Video8 and Hi8 Tape Life
Updated: Oct 25, 2020
The 8mm video tape format (Video8) was developed in the early 1980's by a consortium of companies and gained traction with the introduction of Sony's Handycam for the Video8 format in 1985. This popular camcorder helped pave the way for Video8 to eventually outsell VHS and Beta camcorders. While the format is not compatible to play in VHS players, it had a superior tape cassette design to VHS and higher quality recording material with a recording medium utilizing all metal tape that was 13 microns thick.
Even with the technical advancements over VHS and Beta, the Video8 format degrades over time just as other analog formats. Although the lines of resolution for VHS and Video8 are about the same at 240 lines, our experience has been that recorded 8mm tapes from the 1980's and 90's tend to retain their colors and overall capture quality better than a VHS camcorder recording of the same age. Fewer dropouts, more color retention, and less chromatic distortion. Which means you can generally get a good digital transfer from Video8 and Hi8 recordings. Hi8 was a more advanced version of Video8 that reached 400 luminance lines of resolution.
With the introduction of Hi8 and market demands to have longer playing/recording tapes that matched or exceeded the 90 minutes on 1/2" VHS tape, a thinner 8mm tape with metal particles (MP) was introduced. This was followed by Metal Evaporated (ME) Hi8 tape that greatly improved electromagnetic characteristics. It also eliminated the use of a binding that is usually part of a video tape.
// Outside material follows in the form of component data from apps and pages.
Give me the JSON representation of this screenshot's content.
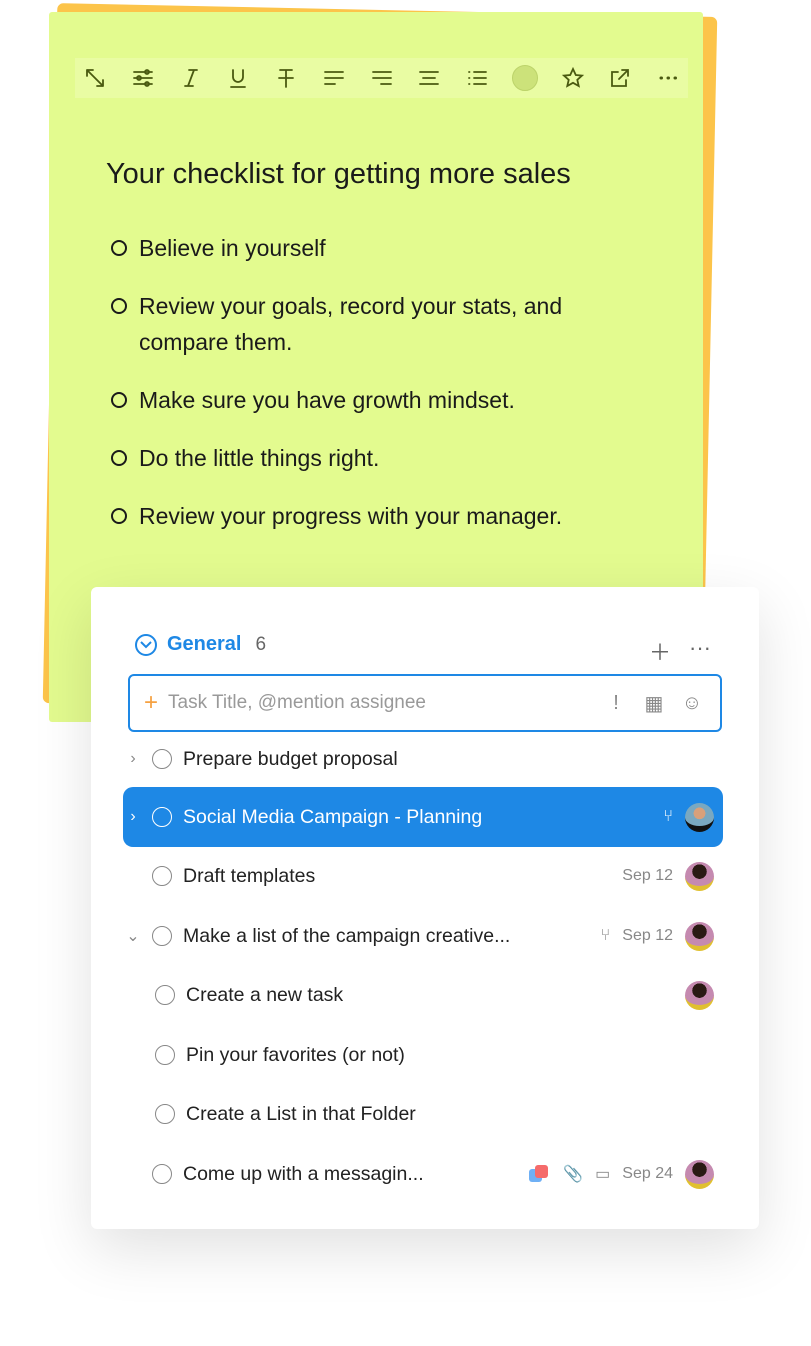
{
  "note": {
    "toolbar": [
      "expand-icon",
      "sliders-icon",
      "italic-icon",
      "underline-icon",
      "strikethrough-icon",
      "align-left-icon",
      "align-right-icon",
      "align-center-icon",
      "bullet-list-icon",
      "numbered-list-icon",
      "color-swatch",
      "star-icon",
      "open-external-icon",
      "more-icon"
    ],
    "note_color": "#e3fb8f",
    "title": "Your checklist for getting more sales",
    "items": [
      "Believe in yourself",
      "Review your goals, record your stats, and compare them.",
      "Make sure you have growth mindset.",
      "Do the little things right.",
      "Review your progress with your manager."
    ]
  },
  "tasks": {
    "group": "General",
    "count": "6",
    "accent": "#1e88e5",
    "input_placeholder": "Task Title, @mention assignee",
    "rows": [
      {
        "label": "Prepare budget proposal",
        "date": ""
      },
      {
        "label": "Social Media Campaign - Planning",
        "date": ""
      },
      {
        "label": "Draft templates",
        "date": "Sep 12"
      },
      {
        "label": "Make a list of the campaign creative...",
        "date": "Sep 12"
      },
      {
        "label": "Create a new task",
        "date": ""
      },
      {
        "label": "Pin your favorites (or not)",
        "date": ""
      },
      {
        "label": "Create a List in that Folder",
        "date": ""
      },
      {
        "label": "Come up with a messagin...",
        "date": "Sep 24"
      }
    ]
  }
}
This cutting edge design allowed Metal Evaporated tapes to have low noise and high quality video quality as well as high dynamic range audio using Pulse Code Modulation (PCM).
For aging and preservation, Video8 and Hi8 suffer the same fate as any analog tape including image noise and tape that can become sticky, jamming playback units, or tape becoming brittle and snapping. Because of the smaller size of 8mm tape head drums compared to VHS/Beta, 8mm tape can experience more dropouts. We have seen this more on Hi8 tapes than with Video8, especially with ME emulsions. ME tape tends not to age as well as MP tape due to its lack of binding and possibly from lubricants and anti-corrosion agents used in the ME manufacturing process.